- Port 7 is connected to PC 1. Port 7 is an untagged member of VLAN 2 and 3 with a PVID of 3.
- Port 8 is connected to PC 2. Port 8 is an untagged member of VLAN 2 and 4 with a PVID of 4.
The first screenshot below shows the VLAN assignments…
Zyxel GS1900-8HP 802.1Q VLAN Assignments
…the second screen shot shows the PVID configuration.
Zyxel GS1900-8HP 802.1Q PVID Assignments
With this configuration, PC 1 and PC 2 can access the Internet but not each other. To add another device in the same VLAN as PC 1 or PC 2, configure the port as an untagged member of VLAN 2 and an untagged member of either VLAN 3 or 4, plus set the PVID to either VLAN 3 or 4.
Example 4: Cisco SG200-26
To perform the same configurations on a Cisco SG200-26 switch, which only supports 802.1Q, the approach is similar to Example 3. Simply create the desired VLANs, configure the interfaces as general and make all interfaces untagged members of the Internet VLAN. Then assign the appropriate interfaces as untagged members of their desired VLAN and, finally, assign PVIDs.

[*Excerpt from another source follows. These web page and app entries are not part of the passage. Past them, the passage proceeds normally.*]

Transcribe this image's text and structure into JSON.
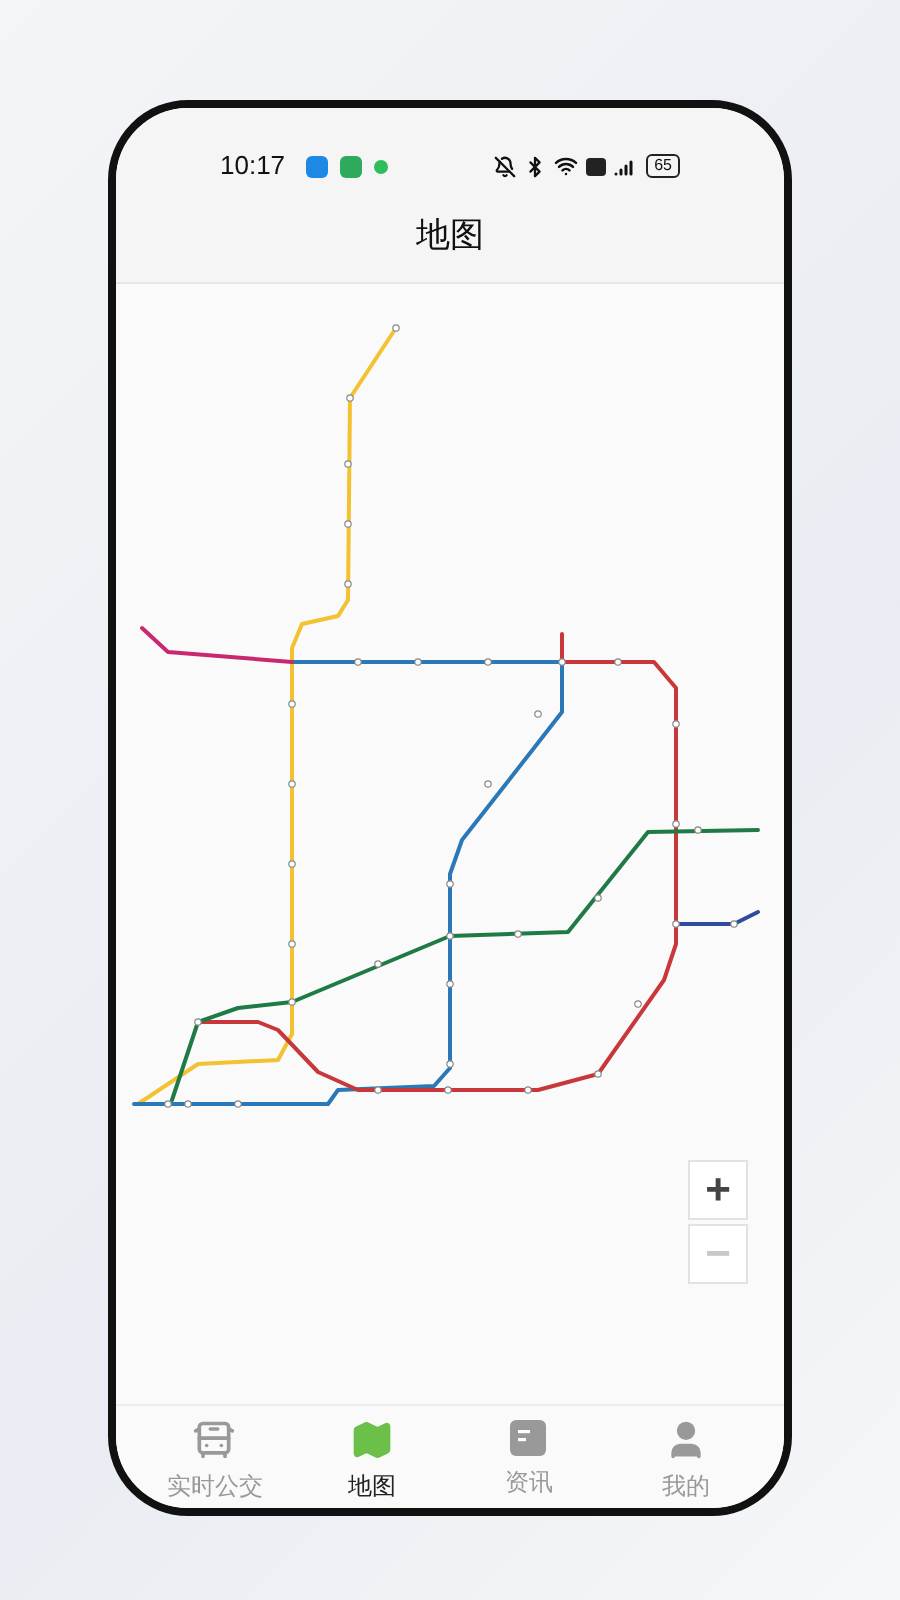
{
  "status_bar": {
    "time": "10:17",
    "battery": "65"
  },
  "header": {
    "title": "地图"
  },
  "zoom_controls": [
    {
      "label": "+",
      "disabled": false
    },
    {
      "label": "−",
      "disabled": true
    }
  ],
  "bottom_nav": [
    {
      "label": "实时公交",
      "selected": false
    },
    {
      "label": "地图",
      "selected": true
    },
    {
      "label": "资讯",
      "selected": false
    },
    {
      "label": "我的",
      "selected": false
    }
  ]
}
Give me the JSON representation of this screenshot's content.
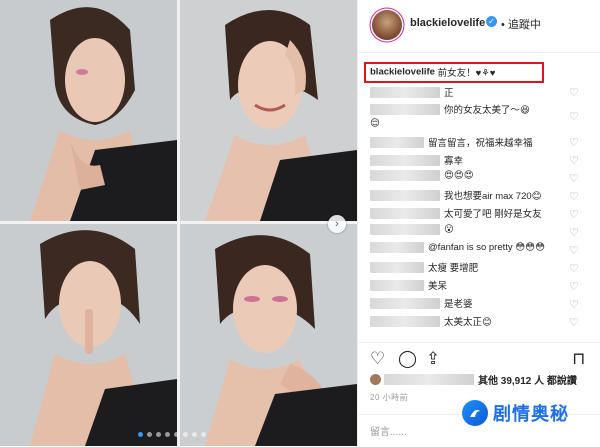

The screenshot below shows the VLAN port-types, VLAN assignments, and PVID assignments on the Cisco SG200-26. Notice in the Mode column that all three interfaces are configured as “General.” I used VLAN 4 for the Internet and VLANs 51 and 52 for PCs. A “U” after the VLAN ID indicates untagged, and a “P” after a VLAN ID indicates PVID.
Here’s a config summary of the below screenshot:
- Interface GE10 is connected to PC 1. Interface GE10 is an untagged member of VLAN 4 and 51 with a PVID of 51.
- Interface GE11 is connected to PC 2. Interface GE11 is an untagged member of VLAN 4 and 52 with a PVID of 52.
- Interface GE12 is connected to my router. Interface GE12 is an untagged member of VLAN 4, 51 and 52 with a PVID of 4.
Cisco SG200-26 802.1Q Configuration
With this configuration, PC 1 and PC 2 can access the Internet but not each other. To add another device in the same VLAN as PC 1 or PC 2, configure the switch interface as general, make it an untagged member of VLAN 4 and an untagged member of either VLAN 51 or 52 and set the interface PVID to either VLAN 51 or 52.
While this example was done on a Cisco SG200-26, the Cisco SG200-08 and SG200-08P use similar configurations.
In all the examples, all end devices are in the same IP address range (subnet) and the router doesn’t support VLANs. It is also interesting to note in Examples 2-4 using 802.1Q VLANs, we don’t actually use tagging, since we set all ports to be untagged members of the various VLANs.
If you look closely at the VLAN assignments in the port-based and 802.1Q examples, you can see that the router/Internet port is a member of all VLANs for both port-based and 802.1Q. The difference is the PC ports are members of only one VLAN in a port-based config, whereas PC ports are members of the Internet VLAN and their native VLAN in an 802.1Q config.
These examples are limited to segmenting a wired network using VLANs only on ports of a smart / managed switch. In a future article, I’ll cover how to use 802.1Q VLANs using ports on both a router and switch, as well as how to use 802.1Q VLANs to segment a wireless network.
Below is a table of switches I’ve used or reviewed that lists whether they support port-based and/or 802.1Q VLANs.
As you can see, only a few switches support port-based VLANs, yet all of them support 802.1Q VLANs. This is likely due to the fact that port-based VLANs aren’t standardized, thus there is limited interoperability between devices and limited functionality with port-based VLANs.
On the other hand, 802.1Q is a standard technology that is supported by most VLAN-capable switches. The bottom line, as shown in these examples, is you can use port-based or 802.1Q VLANs to segment any small network.